Secondly, The person crucified unto the world is a Christian who is like Christ Jesus. "As he is," saith the apostle John, "so are we in this world;" and, "he that saith "he abideth in him, ought himself also to walk even as he "walked." Conformation to Christ is the consequence of our union or interest, and in the first of these texts is represented as our distinguishing glory, and in the last enjoined as our indispensible duty. Neither the smiles nor the frowns of the world affected his walk and conversation among men. To please them he never turned out of the paths of obedience and self-denial, nor fell into mean and unworthy compliances to avoid their resentment and hatred. Like one crucified unto the world, he spent in it the days of his flesh, and was no more affected with its pleasures and joys, nor with its opposition and contradiction, as temptations to integrity, than if he had been a dead man. In similar considerations believers, who are in Christ Jesus, and by the virtue of his cross crucified unto the world, are conformed to their head. He was crucified unto it, and they are crucified.
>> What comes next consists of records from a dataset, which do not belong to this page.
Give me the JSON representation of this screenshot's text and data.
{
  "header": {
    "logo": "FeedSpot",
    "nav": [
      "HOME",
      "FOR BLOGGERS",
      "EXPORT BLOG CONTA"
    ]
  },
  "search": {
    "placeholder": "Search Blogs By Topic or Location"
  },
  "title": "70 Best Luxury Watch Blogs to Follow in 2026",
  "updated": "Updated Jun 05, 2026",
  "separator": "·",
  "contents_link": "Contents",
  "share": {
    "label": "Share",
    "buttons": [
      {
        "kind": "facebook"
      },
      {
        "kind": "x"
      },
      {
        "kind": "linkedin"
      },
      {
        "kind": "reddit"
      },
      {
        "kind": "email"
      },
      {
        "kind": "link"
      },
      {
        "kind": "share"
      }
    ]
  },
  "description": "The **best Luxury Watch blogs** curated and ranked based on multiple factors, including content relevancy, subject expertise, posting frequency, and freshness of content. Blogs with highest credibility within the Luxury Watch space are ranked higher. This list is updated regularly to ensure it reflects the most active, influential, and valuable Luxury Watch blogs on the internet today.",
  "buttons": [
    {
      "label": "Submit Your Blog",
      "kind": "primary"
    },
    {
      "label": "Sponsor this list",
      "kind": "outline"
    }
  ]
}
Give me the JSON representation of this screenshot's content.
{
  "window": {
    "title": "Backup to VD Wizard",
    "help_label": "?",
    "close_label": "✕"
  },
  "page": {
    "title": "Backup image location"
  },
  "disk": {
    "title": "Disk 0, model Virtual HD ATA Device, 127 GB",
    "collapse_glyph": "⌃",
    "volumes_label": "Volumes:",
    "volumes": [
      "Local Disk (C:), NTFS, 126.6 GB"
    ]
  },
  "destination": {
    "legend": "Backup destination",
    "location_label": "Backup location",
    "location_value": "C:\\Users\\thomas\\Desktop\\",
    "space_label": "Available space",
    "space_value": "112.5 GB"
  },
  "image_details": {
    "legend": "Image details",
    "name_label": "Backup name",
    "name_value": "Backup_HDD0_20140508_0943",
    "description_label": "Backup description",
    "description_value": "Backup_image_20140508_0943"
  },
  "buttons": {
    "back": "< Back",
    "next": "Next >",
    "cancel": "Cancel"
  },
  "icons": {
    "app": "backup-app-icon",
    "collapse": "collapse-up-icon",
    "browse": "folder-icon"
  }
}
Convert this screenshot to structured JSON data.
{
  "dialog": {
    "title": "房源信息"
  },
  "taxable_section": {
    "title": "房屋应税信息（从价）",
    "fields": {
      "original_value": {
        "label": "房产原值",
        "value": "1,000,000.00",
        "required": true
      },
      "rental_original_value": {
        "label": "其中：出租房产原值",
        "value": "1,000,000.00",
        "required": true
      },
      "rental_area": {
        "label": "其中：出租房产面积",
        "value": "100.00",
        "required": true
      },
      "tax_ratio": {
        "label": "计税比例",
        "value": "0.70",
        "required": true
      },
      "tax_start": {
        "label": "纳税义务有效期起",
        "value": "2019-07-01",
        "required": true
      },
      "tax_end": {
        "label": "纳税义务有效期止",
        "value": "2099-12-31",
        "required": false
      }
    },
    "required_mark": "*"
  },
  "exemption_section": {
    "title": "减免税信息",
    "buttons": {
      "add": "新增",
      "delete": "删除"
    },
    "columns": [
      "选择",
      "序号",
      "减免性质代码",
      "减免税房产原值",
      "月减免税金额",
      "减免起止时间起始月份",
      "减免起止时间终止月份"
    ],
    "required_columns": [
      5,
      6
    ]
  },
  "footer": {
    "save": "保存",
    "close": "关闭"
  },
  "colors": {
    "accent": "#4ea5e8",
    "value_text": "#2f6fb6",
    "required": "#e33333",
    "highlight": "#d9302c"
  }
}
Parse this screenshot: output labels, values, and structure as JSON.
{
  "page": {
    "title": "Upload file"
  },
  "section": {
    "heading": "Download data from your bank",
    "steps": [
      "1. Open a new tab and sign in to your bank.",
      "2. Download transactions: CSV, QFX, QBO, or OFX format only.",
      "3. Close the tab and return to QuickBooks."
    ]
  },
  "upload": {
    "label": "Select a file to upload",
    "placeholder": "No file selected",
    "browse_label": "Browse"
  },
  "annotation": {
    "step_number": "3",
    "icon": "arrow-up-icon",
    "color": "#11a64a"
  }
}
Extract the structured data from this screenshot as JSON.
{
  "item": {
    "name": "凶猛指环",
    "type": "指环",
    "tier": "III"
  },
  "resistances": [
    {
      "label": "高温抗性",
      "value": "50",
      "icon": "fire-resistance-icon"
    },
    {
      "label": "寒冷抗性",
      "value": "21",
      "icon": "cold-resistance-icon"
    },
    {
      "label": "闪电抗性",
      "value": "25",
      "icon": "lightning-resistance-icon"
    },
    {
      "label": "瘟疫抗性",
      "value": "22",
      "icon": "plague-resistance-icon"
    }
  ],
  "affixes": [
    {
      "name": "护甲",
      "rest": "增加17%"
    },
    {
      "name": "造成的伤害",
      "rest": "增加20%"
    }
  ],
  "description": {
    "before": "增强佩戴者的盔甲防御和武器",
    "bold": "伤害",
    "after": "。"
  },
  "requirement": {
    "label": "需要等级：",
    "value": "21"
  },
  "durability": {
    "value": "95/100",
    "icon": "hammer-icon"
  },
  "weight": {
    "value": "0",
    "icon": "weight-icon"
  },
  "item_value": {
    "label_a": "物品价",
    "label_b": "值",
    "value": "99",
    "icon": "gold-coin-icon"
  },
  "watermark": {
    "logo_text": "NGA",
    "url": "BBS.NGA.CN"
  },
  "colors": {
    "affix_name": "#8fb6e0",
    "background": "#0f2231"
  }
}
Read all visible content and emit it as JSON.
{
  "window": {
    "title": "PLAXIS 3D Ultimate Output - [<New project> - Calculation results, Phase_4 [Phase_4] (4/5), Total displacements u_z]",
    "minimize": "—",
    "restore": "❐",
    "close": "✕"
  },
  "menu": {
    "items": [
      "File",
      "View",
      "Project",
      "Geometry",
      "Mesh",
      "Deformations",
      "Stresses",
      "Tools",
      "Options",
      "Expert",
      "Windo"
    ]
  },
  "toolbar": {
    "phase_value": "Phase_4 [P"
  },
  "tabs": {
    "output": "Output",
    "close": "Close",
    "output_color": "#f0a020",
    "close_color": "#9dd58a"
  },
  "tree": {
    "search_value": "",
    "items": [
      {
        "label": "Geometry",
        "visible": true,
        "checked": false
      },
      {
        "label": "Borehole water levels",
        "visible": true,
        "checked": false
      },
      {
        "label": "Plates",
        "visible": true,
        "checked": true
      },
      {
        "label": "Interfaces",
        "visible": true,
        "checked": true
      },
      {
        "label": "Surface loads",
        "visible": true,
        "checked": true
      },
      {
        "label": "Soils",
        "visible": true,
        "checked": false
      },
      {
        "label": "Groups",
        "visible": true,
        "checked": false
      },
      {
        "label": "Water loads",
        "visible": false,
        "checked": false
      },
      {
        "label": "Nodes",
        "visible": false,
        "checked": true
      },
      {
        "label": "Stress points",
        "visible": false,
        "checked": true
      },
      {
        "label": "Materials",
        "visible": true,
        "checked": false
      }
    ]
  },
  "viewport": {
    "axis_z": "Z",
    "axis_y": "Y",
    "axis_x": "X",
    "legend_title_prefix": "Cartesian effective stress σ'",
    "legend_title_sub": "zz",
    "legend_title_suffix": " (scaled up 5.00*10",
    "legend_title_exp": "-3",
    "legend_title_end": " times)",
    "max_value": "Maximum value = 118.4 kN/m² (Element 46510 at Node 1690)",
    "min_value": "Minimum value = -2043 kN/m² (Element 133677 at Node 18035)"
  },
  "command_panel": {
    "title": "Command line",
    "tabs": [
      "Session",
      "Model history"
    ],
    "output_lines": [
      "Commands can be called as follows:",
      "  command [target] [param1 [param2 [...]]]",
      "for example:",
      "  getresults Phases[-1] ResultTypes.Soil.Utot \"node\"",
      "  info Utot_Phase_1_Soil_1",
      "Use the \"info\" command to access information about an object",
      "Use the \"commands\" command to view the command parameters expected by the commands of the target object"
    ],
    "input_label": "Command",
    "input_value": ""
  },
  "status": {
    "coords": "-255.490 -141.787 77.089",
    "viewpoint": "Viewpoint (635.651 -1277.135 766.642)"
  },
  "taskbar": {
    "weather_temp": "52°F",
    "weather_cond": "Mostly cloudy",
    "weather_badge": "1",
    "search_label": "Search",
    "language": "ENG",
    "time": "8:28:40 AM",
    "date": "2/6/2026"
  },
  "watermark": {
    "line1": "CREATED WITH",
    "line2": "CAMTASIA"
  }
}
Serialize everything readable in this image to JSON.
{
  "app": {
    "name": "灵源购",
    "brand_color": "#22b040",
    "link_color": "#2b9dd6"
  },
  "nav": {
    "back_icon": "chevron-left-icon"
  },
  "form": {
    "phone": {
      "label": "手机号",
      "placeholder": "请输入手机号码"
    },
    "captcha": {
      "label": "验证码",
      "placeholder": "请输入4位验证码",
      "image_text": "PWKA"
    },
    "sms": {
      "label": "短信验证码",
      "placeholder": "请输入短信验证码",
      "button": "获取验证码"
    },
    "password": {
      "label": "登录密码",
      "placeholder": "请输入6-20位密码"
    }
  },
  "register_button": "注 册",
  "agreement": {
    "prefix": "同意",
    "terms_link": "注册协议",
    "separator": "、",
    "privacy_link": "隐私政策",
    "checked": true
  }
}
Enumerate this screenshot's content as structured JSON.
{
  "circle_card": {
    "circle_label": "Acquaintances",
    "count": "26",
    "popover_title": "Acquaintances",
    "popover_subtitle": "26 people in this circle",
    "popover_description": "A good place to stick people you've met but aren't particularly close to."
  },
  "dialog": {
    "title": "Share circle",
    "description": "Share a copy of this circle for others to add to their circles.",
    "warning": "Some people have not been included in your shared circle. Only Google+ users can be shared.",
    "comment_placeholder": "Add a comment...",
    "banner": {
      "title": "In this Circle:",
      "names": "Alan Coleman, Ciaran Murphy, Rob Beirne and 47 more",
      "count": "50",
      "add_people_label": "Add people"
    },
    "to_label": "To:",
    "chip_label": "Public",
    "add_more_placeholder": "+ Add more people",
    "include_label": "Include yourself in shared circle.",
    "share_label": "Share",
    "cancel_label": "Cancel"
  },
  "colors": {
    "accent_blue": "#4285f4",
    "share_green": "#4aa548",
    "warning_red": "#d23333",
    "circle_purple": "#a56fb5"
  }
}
Considerations of the world were neither the motives of his actions, nor the end of his obedience; and their obedience is not influenced by these considerations, nor directed to these ends, The

« PoprzedniaDalej »